You’ll want to poster all over your city (make sure to check what the postering laws are in your community first), in like-minded organizations and spaces (coffee shops, community centres, feminist bookstores) as well as email the PDF of the poster to your contacts. Use the poster and/or images in the poster in your promotion.
5. Make a Tumblr / Facebook event
We promoted by making a Facebook event, and offering lots of information on SACHA’s website. The Facebook event can include all the important information – where / when / why – as well as your policies, who you’re collaborating with, and access to the tabling application.
It’s also great to make a Tumblr for your event. Most zine fairs are promoted on Tumblr, so you can link up easily with other zine fairs and similar groups. Share your information, and share theirs as well!
You can use your poster in all your online identities to keep everything looking consistent.

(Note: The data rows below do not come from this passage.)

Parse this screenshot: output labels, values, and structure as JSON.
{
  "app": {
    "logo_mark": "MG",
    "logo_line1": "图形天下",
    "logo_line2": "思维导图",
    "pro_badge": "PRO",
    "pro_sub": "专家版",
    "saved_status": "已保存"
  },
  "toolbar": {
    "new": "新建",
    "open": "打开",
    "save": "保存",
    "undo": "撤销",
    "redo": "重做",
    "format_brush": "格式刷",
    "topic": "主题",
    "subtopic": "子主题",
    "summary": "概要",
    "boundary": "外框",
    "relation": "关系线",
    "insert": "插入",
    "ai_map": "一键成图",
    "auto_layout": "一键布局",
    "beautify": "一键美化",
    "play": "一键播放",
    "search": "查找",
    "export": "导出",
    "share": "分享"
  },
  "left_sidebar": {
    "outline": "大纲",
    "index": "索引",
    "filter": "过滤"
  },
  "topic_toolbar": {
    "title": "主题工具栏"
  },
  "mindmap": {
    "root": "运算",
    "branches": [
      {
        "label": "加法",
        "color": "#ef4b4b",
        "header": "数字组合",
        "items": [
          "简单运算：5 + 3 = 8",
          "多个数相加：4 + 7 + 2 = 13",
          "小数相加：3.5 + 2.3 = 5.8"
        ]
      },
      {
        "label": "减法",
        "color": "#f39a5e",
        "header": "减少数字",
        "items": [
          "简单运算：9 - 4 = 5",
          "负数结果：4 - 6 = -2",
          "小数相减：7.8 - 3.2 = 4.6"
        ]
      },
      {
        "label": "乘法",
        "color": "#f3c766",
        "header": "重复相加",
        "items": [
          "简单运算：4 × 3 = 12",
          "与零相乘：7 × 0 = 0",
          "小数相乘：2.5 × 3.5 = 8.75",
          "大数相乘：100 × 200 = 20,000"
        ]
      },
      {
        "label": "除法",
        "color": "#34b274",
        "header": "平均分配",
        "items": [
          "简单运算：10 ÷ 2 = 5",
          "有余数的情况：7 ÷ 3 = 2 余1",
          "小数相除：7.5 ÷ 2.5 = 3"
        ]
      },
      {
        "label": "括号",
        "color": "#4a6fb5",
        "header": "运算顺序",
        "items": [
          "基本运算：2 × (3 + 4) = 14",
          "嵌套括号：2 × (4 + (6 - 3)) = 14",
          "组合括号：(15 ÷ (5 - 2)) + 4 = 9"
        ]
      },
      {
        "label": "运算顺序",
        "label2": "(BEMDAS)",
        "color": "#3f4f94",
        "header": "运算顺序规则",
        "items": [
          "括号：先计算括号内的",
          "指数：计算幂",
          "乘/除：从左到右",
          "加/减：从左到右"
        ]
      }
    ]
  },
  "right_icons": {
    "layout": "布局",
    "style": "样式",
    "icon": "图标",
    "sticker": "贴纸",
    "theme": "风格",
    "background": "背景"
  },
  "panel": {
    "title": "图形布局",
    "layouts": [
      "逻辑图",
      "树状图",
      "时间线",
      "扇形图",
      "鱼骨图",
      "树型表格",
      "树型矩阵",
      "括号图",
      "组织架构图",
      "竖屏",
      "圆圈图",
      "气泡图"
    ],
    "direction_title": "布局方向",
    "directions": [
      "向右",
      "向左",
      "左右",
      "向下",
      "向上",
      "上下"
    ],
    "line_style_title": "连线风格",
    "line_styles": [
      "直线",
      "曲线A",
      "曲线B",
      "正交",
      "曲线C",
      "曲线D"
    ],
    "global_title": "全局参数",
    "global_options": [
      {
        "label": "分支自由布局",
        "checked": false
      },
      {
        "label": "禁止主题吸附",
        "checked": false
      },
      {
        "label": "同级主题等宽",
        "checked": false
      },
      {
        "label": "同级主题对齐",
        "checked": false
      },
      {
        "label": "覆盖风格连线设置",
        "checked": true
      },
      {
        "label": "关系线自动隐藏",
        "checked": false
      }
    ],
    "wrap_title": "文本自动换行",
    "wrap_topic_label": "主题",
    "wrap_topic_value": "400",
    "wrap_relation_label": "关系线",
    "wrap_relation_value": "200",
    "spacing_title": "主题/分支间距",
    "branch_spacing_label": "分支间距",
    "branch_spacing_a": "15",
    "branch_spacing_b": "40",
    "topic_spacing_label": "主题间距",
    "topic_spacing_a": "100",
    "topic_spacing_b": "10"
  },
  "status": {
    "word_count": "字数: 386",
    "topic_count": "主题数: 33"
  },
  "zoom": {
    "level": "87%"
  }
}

Then: In the final months/weeks: you’ll be going through tabling applications, talking to your collaborative partners, and promoting your event! Soon, it will be zine fair time. Congrats on your amazing work and what you’re providing to your community: this is happening because of your hard work!
After the Hamilton Feminist Zine Fair is over, we’ll have one last Shameless post, talking about what we liked best, what we want to improve for next year, and share some pictures from the event.
To get involved or for more information about our zine fair, check out this link. http://sacha.ca/events/hamilton-feminist-zine-fair
— Amy Egerdeen